START Excerpted data

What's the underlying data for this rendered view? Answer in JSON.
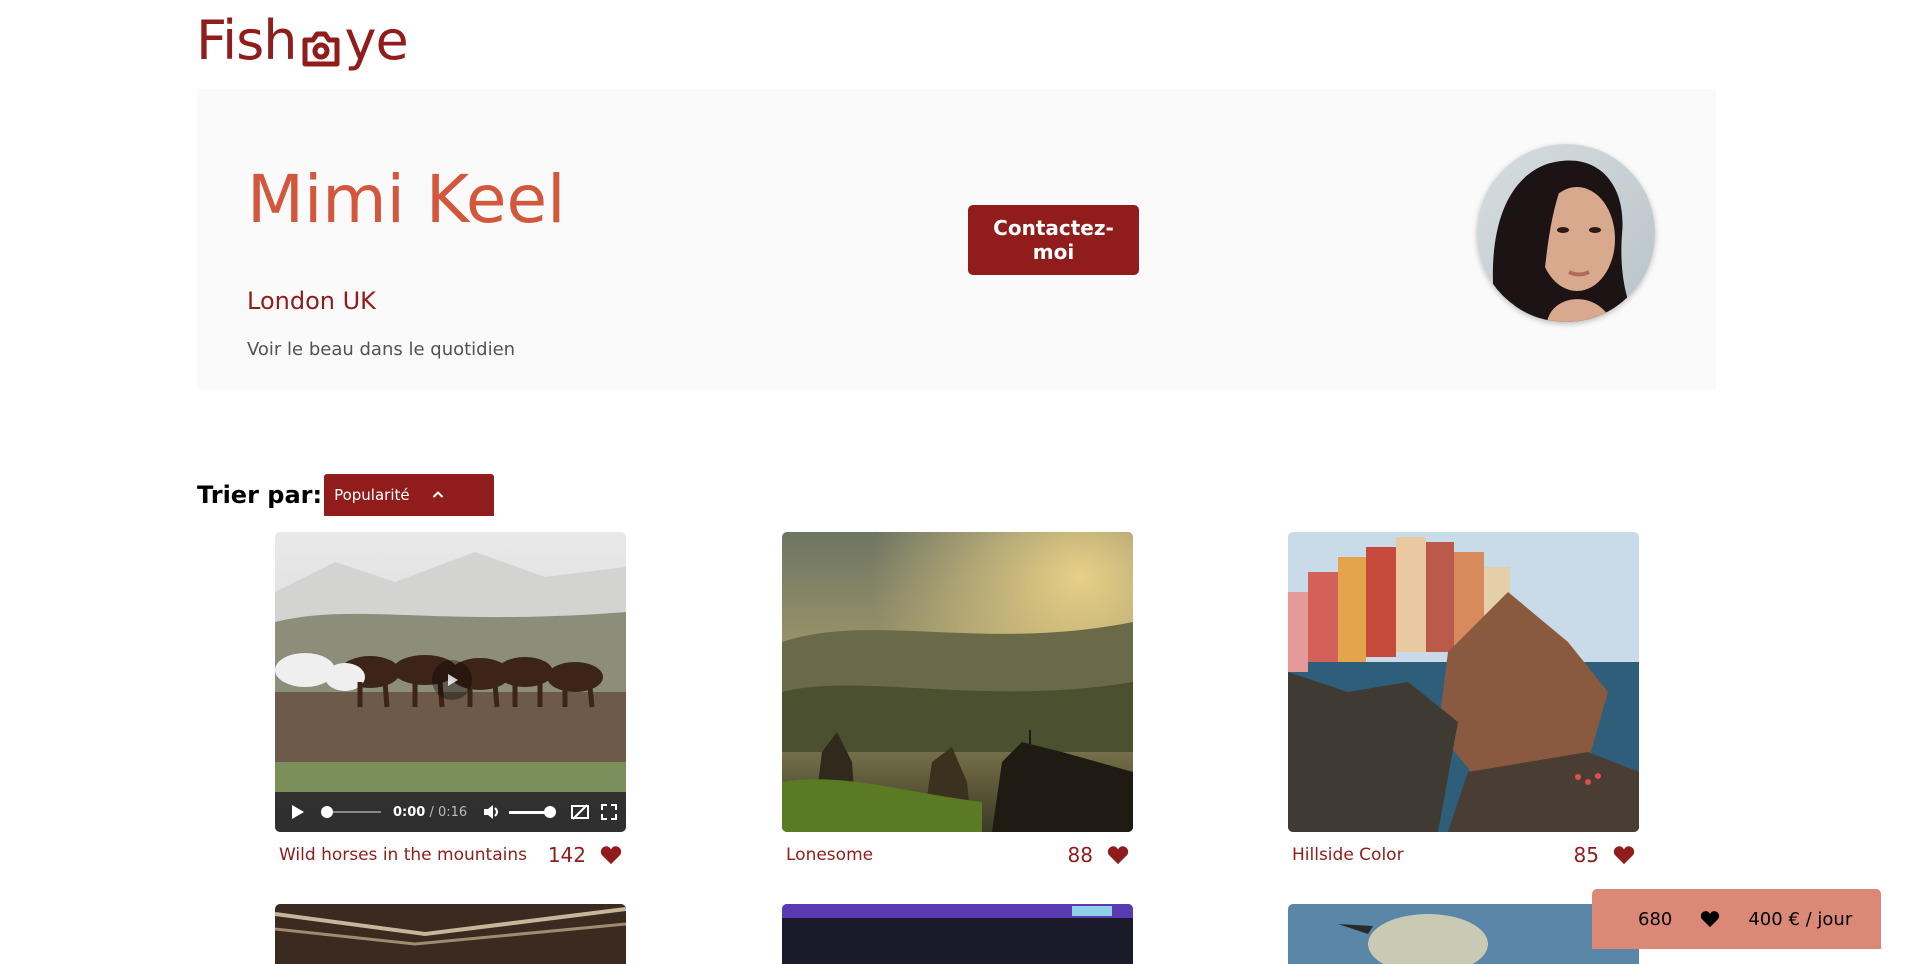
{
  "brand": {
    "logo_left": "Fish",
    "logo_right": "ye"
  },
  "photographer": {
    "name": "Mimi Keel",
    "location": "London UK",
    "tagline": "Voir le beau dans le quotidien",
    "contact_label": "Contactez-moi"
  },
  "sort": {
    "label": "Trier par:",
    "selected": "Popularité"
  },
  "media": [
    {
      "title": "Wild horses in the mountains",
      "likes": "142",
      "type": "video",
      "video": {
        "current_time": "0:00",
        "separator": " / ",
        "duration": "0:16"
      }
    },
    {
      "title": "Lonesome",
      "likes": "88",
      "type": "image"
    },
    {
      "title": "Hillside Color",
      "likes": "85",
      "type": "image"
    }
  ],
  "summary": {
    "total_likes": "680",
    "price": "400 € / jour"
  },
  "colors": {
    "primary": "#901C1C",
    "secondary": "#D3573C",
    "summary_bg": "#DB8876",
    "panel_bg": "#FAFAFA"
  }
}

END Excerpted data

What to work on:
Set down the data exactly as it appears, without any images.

Problem solution:
What's the underlying data for this rendered view? Answer in JSON.
{
  "brand": {
    "logo_left": "Fish",
    "logo_right": "ye"
  },
  "photographer": {
    "name": "Mimi Keel",
    "location": "London UK",
    "tagline": "Voir le beau dans le quotidien",
    "contact_label": "Contactez-moi"
  },
  "sort": {
    "label": "Trier par:",
    "selected": "Popularité"
  },
  "media": [
    {
      "title": "Wild horses in the mountains",
      "likes": "142",
      "type": "video",
      "video": {
        "current_time": "0:00",
        "separator": " / ",
        "duration": "0:16"
      }
    },
    {
      "title": "Lonesome",
      "likes": "88",
      "type": "image"
    },
    {
      "title": "Hillside Color",
      "likes": "85",
      "type": "image"
    }
  ],
  "summary": {
    "total_likes": "680",
    "price": "400 € / jour"
  },
  "colors": {
    "primary": "#901C1C",
    "secondary": "#D3573C",
    "summary_bg": "#DB8876",
    "panel_bg": "#FAFAFA"
  }
}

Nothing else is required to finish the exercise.